● **Exercise**
Copy each entry as it stands, leaving nothing out.

Supplied material below:

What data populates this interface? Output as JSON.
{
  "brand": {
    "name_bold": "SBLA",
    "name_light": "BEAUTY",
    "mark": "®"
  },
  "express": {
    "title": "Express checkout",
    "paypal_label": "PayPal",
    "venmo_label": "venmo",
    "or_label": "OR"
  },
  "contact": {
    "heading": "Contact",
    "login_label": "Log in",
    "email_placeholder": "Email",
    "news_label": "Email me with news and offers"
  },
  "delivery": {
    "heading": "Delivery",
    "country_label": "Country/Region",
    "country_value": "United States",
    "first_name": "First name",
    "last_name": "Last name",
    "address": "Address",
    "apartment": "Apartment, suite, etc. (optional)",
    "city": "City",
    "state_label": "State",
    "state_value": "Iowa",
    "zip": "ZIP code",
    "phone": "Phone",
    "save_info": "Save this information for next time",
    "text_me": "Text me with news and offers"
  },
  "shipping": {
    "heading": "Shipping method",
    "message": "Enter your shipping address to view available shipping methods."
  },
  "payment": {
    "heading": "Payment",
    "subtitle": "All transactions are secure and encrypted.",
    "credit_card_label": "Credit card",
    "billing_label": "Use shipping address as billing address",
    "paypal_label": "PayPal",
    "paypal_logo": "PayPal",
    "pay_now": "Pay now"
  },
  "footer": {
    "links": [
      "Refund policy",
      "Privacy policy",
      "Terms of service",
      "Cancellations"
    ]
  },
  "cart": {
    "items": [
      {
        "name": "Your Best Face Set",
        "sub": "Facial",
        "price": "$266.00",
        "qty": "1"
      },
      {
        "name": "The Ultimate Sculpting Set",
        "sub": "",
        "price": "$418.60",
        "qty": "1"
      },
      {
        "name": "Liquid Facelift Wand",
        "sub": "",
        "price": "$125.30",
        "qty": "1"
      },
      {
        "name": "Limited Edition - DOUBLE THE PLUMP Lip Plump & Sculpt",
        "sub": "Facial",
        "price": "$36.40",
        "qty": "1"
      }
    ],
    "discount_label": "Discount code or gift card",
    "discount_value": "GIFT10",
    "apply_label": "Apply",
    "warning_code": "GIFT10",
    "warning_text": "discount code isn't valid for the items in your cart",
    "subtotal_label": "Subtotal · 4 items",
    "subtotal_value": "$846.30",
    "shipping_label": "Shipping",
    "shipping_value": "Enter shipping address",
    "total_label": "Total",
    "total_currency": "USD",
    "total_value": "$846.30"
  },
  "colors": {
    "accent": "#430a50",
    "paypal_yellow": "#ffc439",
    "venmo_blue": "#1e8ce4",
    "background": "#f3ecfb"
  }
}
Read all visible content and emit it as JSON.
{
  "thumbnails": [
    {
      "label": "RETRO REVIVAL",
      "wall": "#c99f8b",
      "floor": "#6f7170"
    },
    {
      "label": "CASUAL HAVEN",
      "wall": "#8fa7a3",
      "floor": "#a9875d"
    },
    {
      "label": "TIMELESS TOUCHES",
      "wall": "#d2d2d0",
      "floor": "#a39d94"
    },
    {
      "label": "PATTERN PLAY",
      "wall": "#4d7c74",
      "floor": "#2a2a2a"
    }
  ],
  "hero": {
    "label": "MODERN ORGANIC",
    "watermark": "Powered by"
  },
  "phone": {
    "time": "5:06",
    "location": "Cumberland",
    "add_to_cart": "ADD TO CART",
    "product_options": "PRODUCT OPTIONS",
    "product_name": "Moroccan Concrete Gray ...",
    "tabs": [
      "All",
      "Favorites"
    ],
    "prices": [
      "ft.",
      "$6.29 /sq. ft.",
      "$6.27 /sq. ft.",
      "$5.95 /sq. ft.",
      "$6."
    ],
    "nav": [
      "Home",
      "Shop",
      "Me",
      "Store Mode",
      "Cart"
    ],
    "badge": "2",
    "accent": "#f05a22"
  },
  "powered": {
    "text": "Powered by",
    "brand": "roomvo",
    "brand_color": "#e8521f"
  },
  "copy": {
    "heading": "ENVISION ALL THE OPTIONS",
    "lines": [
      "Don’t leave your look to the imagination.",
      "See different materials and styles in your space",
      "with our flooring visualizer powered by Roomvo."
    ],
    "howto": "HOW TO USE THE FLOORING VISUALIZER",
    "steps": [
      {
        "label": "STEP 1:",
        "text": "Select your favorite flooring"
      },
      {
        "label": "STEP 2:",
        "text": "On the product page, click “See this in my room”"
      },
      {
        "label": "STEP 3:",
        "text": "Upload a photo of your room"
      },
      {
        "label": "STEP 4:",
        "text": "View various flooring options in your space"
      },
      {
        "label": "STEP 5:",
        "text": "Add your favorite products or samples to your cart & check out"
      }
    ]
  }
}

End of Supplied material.

● **Solution to this exercise**
What data populates this interface? Output as JSON.
{
  "brand": {
    "name_bold": "SBLA",
    "name_light": "BEAUTY",
    "mark": "®"
  },
  "express": {
    "title": "Express checkout",
    "paypal_label": "PayPal",
    "venmo_label": "venmo",
    "or_label": "OR"
  },
  "contact": {
    "heading": "Contact",
    "login_label": "Log in",
    "email_placeholder": "Email",
    "news_label": "Email me with news and offers"
  },
  "delivery": {
    "heading": "Delivery",
    "country_label": "Country/Region",
    "country_value": "United States",
    "first_name": "First name",
    "last_name": "Last name",
    "address": "Address",
    "apartment": "Apartment, suite, etc. (optional)",
    "city": "City",
    "state_label": "State",
    "state_value": "Iowa",
    "zip": "ZIP code",
    "phone": "Phone",
    "save_info": "Save this information for next time",
    "text_me": "Text me with news and offers"
  },
  "shipping": {
    "heading": "Shipping method",
    "message": "Enter your shipping address to view available shipping methods."
  },
  "payment": {
    "heading": "Payment",
    "subtitle": "All transactions are secure and encrypted.",
    "credit_card_label": "Credit card",
    "billing_label": "Use shipping address as billing address",
    "paypal_label": "PayPal",
    "paypal_logo": "PayPal",
    "pay_now": "Pay now"
  },
  "footer": {
    "links": [
      "Refund policy",
      "Privacy policy",
      "Terms of service",
      "Cancellations"
    ]
  },
  "cart": {
    "items": [
      {
        "name": "Your Best Face Set",
        "sub": "Facial",
        "price": "$266.00",
        "qty": "1"
      },
      {
        "name": "The Ultimate Sculpting Set",
        "sub": "",
        "price": "$418.60",
        "qty": "1"
      },
      {
        "name": "Liquid Facelift Wand",
        "sub": "",
        "price": "$125.30",
        "qty": "1"
      },
      {
        "name": "Limited Edition - DOUBLE THE PLUMP Lip Plump & Sculpt",
        "sub": "Facial",
        "price": "$36.40",
        "qty": "1"
      }
    ],
    "discount_label": "Discount code or gift card",
    "discount_value": "GIFT10",
    "apply_label": "Apply",
    "warning_code": "GIFT10",
    "warning_text": "discount code isn't valid for the items in your cart",
    "subtotal_label": "Subtotal · 4 items",
    "subtotal_value": "$846.30",
    "shipping_label": "Shipping",
    "shipping_value": "Enter shipping address",
    "total_label": "Total",
    "total_currency": "USD",
    "total_value": "$846.30"
  },
  "colors": {
    "accent": "#430a50",
    "paypal_yellow": "#ffc439",
    "venmo_blue": "#1e8ce4",
    "background": "#f3ecfb"
  }
}
Read all visible content and emit it as JSON.
{
  "thumbnails": [
    {
      "label": "RETRO REVIVAL",
      "wall": "#c99f8b",
      "floor": "#6f7170"
    },
    {
      "label": "CASUAL HAVEN",
      "wall": "#8fa7a3",
      "floor": "#a9875d"
    },
    {
      "label": "TIMELESS TOUCHES",
      "wall": "#d2d2d0",
      "floor": "#a39d94"
    },
    {
      "label": "PATTERN PLAY",
      "wall": "#4d7c74",
      "floor": "#2a2a2a"
    }
  ],
  "hero": {
    "label": "MODERN ORGANIC",
    "watermark": "Powered by"
  },
  "phone": {
    "time": "5:06",
    "location": "Cumberland",
    "add_to_cart": "ADD TO CART",
    "product_options": "PRODUCT OPTIONS",
    "product_name": "Moroccan Concrete Gray ...",
    "tabs": [
      "All",
      "Favorites"
    ],
    "prices": [
      "ft.",
      "$6.29 /sq. ft.",
      "$6.27 /sq. ft.",
      "$5.95 /sq. ft.",
      "$6."
    ],
    "nav": [
      "Home",
      "Shop",
      "Me",
      "Store Mode",
      "Cart"
    ],
    "badge": "2",
    "accent": "#f05a22"
  },
  "powered": {
    "text": "Powered by",
    "brand": "roomvo",
    "brand_color": "#e8521f"
  },
  "copy": {
    "heading": "ENVISION ALL THE OPTIONS",
    "lines": [
      "Don’t leave your look to the imagination.",
      "See different materials and styles in your space",
      "with our flooring visualizer powered by Roomvo."
    ],
    "howto": "HOW TO USE THE FLOORING VISUALIZER",
    "steps": [
      {
        "label": "STEP 1:",
        "text": "Select your favorite flooring"
      },
      {
        "label": "STEP 2:",
        "text": "On the product page, click “See this in my room”"
      },
      {
        "label": "STEP 3:",
        "text": "Upload a photo of your room"
      },
      {
        "label": "STEP 4:",
        "text": "View various flooring options in your space"
      },
      {
        "label": "STEP 5:",
        "text": "Add your favorite products or samples to your cart & check out"
      }
    ]
  }
}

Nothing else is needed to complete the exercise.